|Publication Type||Journal Article|
|Year of Publication||2010|
|Authors||Berven, FS, Ahmad, R, Clauser, KR, Carr, SA|
|Journal||Journal of proteome research|
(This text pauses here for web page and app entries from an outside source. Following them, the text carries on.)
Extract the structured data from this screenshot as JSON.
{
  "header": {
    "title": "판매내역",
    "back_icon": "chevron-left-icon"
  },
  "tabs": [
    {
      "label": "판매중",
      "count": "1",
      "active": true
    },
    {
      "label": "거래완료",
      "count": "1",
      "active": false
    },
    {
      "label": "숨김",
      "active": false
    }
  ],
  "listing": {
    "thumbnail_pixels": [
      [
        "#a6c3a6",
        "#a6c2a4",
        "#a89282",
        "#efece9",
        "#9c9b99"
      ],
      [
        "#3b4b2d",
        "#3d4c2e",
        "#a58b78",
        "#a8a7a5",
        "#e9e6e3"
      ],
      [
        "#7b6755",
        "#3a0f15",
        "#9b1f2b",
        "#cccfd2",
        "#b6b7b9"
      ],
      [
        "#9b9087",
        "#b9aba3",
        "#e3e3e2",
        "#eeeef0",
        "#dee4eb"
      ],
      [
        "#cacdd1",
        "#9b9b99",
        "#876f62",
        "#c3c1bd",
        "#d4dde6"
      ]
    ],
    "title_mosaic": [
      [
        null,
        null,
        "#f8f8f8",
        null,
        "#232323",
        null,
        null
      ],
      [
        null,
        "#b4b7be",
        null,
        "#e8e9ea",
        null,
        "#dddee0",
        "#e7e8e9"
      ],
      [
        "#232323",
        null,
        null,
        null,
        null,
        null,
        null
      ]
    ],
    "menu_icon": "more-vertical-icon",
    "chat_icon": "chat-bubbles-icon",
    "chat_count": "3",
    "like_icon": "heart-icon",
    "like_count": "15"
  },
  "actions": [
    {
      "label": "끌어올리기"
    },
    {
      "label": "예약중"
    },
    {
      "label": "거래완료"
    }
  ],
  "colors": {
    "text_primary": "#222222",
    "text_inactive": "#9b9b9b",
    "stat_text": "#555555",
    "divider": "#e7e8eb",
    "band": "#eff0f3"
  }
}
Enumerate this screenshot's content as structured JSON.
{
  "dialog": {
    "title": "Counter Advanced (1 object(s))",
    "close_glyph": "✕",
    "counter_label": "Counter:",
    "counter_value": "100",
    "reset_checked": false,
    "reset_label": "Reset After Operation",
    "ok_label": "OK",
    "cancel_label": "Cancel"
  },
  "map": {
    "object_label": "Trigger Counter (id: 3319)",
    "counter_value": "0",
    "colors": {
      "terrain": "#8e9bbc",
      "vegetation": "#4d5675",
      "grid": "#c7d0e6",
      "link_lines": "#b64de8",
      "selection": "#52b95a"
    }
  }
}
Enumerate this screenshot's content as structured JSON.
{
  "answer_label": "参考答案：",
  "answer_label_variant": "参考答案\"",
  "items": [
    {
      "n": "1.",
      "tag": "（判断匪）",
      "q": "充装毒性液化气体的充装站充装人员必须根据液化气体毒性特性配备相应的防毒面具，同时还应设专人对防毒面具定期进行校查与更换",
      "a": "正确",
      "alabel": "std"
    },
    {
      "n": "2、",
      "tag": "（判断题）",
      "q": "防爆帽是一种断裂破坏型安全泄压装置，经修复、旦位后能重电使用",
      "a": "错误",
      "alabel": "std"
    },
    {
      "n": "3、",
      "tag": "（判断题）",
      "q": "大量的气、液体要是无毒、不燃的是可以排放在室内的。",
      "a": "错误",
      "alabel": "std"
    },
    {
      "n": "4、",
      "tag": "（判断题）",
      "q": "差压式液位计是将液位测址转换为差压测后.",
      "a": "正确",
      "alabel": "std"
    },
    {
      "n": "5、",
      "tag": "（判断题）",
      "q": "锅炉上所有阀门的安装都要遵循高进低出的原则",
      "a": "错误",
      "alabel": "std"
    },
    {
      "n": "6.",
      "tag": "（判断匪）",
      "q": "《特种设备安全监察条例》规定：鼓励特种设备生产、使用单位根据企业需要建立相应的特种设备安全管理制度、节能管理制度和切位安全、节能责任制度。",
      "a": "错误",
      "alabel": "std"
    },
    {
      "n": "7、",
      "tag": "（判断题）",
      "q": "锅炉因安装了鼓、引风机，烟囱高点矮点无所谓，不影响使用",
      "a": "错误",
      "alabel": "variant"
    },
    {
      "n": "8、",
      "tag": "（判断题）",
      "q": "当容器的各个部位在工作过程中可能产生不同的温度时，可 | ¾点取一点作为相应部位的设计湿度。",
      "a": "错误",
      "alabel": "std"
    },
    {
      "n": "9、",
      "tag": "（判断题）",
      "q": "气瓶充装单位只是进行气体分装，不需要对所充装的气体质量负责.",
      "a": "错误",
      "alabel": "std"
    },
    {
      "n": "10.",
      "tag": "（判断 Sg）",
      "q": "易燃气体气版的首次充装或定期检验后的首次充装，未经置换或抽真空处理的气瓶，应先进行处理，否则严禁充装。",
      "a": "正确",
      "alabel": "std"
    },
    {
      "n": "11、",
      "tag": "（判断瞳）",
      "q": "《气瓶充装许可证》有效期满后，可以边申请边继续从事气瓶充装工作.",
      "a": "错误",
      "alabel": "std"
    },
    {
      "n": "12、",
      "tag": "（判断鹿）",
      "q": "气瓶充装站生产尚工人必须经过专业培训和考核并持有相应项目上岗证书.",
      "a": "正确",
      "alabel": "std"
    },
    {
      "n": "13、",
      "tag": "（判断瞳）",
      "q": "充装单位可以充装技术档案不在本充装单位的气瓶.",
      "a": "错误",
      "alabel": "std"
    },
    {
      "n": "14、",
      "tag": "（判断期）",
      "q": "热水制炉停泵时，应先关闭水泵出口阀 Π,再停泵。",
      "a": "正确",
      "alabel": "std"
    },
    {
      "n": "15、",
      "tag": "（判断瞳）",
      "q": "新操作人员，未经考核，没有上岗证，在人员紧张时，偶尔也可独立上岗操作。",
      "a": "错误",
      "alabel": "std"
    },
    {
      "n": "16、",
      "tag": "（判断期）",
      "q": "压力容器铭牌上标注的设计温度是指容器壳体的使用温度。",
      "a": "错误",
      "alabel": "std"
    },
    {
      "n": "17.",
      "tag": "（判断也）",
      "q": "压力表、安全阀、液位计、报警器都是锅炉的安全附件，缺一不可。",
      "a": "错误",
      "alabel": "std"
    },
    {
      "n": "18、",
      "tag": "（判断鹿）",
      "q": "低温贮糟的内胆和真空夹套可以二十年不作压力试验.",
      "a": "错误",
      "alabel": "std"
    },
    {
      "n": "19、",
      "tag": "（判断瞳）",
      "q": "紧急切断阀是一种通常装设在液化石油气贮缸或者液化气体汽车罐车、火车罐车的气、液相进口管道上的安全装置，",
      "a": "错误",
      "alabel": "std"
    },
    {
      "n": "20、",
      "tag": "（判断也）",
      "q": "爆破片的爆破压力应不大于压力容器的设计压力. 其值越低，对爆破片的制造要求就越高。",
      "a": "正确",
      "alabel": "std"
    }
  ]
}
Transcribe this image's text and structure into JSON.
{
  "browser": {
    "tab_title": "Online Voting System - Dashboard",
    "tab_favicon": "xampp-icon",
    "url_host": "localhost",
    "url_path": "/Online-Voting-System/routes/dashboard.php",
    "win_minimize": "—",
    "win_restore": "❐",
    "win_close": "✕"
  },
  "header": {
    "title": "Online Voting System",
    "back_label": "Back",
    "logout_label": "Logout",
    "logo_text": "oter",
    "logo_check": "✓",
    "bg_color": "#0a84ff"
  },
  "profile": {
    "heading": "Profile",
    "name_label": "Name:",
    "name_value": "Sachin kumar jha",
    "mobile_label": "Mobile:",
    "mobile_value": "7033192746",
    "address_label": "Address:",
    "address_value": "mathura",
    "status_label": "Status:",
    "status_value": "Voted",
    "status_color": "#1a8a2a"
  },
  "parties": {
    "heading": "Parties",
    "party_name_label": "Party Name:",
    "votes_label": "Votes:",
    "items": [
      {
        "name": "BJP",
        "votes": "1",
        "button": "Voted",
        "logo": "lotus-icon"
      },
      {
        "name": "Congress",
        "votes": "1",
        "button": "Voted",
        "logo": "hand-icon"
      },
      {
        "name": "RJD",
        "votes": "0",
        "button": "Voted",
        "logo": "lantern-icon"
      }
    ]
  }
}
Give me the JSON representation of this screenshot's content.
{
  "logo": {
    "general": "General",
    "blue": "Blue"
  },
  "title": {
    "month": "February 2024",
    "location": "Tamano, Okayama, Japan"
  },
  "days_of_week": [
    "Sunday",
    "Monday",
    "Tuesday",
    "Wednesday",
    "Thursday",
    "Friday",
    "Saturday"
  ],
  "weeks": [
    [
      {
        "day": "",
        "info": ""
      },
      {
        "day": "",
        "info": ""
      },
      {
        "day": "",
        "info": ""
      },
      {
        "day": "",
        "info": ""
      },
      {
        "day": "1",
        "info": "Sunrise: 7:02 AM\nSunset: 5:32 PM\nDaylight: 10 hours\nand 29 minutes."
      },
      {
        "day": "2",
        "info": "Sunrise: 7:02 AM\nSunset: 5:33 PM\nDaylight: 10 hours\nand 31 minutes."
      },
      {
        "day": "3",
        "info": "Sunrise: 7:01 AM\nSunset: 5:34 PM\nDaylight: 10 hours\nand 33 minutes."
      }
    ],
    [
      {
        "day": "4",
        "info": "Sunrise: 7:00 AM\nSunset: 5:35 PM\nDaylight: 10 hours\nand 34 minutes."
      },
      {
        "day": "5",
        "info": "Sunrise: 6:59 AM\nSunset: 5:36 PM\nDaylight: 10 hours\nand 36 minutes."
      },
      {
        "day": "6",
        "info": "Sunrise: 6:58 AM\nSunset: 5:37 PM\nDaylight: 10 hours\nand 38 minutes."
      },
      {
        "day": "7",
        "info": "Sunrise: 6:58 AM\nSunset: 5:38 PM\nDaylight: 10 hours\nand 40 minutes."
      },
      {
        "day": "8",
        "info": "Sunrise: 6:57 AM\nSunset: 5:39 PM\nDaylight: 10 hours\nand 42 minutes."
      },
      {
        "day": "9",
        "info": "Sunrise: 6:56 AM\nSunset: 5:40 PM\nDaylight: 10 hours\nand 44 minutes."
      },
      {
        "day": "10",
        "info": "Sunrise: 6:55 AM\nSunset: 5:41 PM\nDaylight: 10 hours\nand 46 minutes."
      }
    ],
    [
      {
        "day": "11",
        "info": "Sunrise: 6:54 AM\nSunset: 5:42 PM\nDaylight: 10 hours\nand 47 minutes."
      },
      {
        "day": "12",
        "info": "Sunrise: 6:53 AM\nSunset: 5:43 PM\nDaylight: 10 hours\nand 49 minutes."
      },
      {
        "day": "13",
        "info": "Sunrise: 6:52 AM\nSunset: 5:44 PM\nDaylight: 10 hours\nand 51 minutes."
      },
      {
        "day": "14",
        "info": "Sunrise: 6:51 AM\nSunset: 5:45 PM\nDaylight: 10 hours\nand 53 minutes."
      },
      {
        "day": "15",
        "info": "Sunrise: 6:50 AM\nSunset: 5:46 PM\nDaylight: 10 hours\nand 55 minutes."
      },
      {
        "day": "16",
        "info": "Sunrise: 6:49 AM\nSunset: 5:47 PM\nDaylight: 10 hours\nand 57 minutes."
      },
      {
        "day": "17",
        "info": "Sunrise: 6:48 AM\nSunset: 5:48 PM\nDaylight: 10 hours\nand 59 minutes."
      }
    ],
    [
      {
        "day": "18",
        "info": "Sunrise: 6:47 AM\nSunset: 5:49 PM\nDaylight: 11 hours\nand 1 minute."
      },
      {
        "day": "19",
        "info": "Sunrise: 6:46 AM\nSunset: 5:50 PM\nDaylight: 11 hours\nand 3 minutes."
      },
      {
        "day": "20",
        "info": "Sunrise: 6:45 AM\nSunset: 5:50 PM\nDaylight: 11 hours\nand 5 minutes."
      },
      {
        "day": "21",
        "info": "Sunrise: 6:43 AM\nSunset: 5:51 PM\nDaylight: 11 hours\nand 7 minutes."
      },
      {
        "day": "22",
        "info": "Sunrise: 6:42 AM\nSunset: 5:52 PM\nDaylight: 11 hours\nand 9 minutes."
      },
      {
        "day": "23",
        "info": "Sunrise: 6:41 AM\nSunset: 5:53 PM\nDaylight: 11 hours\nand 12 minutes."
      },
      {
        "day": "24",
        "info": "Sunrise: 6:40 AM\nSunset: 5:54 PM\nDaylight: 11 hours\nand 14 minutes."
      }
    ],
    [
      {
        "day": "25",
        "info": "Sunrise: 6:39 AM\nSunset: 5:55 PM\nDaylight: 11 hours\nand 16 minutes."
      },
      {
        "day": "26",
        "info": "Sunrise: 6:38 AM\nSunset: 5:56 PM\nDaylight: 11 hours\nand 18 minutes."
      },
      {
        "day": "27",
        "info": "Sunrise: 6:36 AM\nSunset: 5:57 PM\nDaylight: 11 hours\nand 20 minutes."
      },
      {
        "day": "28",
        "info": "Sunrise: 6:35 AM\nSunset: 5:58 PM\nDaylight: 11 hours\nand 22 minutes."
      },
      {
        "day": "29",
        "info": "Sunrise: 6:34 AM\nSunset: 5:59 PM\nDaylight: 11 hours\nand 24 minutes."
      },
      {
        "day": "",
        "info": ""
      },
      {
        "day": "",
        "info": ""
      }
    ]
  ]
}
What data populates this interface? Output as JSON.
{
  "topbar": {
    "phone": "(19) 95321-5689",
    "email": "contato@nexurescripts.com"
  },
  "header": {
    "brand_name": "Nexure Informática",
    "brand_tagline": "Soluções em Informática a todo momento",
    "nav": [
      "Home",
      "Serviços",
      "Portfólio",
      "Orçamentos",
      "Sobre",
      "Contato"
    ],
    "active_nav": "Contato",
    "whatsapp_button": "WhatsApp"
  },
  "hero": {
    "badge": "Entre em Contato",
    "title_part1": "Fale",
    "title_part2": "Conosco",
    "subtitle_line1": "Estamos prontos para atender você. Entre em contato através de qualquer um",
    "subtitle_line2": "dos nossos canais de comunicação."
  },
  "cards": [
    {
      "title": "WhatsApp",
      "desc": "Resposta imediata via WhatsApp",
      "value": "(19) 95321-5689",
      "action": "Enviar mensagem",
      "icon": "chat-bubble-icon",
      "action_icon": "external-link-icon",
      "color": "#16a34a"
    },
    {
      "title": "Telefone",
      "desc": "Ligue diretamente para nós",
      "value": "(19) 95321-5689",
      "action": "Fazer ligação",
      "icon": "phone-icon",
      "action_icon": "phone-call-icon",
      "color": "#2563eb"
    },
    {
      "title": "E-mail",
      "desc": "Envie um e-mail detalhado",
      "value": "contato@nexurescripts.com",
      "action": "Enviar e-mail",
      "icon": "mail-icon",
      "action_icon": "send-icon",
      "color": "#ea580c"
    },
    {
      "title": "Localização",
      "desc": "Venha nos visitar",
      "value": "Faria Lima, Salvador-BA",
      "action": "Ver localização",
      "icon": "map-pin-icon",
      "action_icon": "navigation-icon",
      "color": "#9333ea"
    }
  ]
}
Selective capture of glycopolypeptides followed by release and analysis of the former glycosylation-site peptides has been shown to have promise for reducing the complexity of body fluids such as blood for biomarker discovery. In this work, a protocol based on capture of polypeptides containing a N-linked carbohydrate from human plasma using commercially available magnetic beads coupled with hydrazide chemistry was optimized and partially automated through the use of a KingFisher magnetic particle processor. Comparison of bead-based glycocapture at the protein-level vs the peptide-level revealed differences in the specificity, reproducibility, and absolute number of former glycosylation-site peptides detected. Evaluation of a range of capture and elution conditions led to an optimized protocol with a 24% intraday and 30% interday CV and a glycopeptide capture specificity of 99%. Depleting the plasma of 14 high abundance proteins improved detection sensitivity by approximately 1 order of magnitude compared to nondepleted plasma and resulted in an increase of 24% in the number of identified glycoproteins. The sensitivity of SPEG for detection of glycoproteins in depleted, non-fractionated plasma was found to be in the 10-100 pmol/mL range corresponding to glycoprotein levels ranging from 100's of nanograms/mL to 10's of micrograms/mL. Despite high capture specificity, the total number of glycoproteins detected and the sensitivity of SPEG in plasma is surprisingly limited.